Every single entry must be restated word for word.

> _Excerpts from an interface dataset_

——

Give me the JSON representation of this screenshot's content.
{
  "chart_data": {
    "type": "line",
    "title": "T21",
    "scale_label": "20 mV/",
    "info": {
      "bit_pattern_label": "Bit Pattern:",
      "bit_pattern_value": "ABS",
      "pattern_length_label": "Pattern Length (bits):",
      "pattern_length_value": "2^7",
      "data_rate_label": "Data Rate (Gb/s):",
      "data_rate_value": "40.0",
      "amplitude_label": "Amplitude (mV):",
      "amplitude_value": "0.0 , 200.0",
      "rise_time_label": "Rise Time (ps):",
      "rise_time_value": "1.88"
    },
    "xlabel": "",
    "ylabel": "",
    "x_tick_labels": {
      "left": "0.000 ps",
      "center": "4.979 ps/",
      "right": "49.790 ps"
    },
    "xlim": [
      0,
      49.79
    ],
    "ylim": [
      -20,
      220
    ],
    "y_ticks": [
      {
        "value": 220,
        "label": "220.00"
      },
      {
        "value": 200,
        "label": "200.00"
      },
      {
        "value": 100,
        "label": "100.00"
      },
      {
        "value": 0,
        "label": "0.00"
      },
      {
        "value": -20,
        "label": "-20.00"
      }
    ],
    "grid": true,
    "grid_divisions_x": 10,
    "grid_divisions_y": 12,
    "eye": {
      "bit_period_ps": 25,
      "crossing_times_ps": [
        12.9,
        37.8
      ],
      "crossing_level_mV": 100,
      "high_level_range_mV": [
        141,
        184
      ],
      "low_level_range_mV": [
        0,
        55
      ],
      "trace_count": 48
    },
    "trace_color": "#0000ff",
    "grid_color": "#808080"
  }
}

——

> _SOLUTION_
Give me the JSON representation of this screenshot's content.
{
  "chart_data": {
    "type": "line",
    "title": "T21",
    "scale_label": "20 mV/",
    "info": {
      "bit_pattern_label": "Bit Pattern:",
      "bit_pattern_value": "ABS",
      "pattern_length_label": "Pattern Length (bits):",
      "pattern_length_value": "2^7",
      "data_rate_label": "Data Rate (Gb/s):",
      "data_rate_value": "40.0",
      "amplitude_label": "Amplitude (mV):",
      "amplitude_value": "0.0 , 200.0",
      "rise_time_label": "Rise Time (ps):",
      "rise_time_value": "1.88"
    },
    "xlabel": "",
    "ylabel": "",
    "x_tick_labels": {
      "left": "0.000 ps",
      "center": "4.979 ps/",
      "right": "49.790 ps"
    },
    "xlim": [
      0,
      49.79
    ],
    "ylim": [
      -20,
      220
    ],
    "y_ticks": [
      {
        "value": 220,
        "label": "220.00"
      },
      {
        "value": 200,
        "label": "200.00"
      },
      {
        "value": 100,
        "label": "100.00"
      },
      {
        "value": 0,
        "label": "0.00"
      },
      {
        "value": -20,
        "label": "-20.00"
      }
    ],
    "grid": true,
    "grid_divisions_x": 10,
    "grid_divisions_y": 12,
    "eye": {
      "bit_period_ps": 25,
      "crossing_times_ps": [
        12.9,
        37.8
      ],
      "crossing_level_mV": 100,
      "high_level_range_mV": [
        141,
        184
      ],
      "low_level_range_mV": [
        0,
        55
      ],
      "trace_count": 48
    },
    "trace_color": "#0000ff",
    "grid_color": "#808080"
  }
}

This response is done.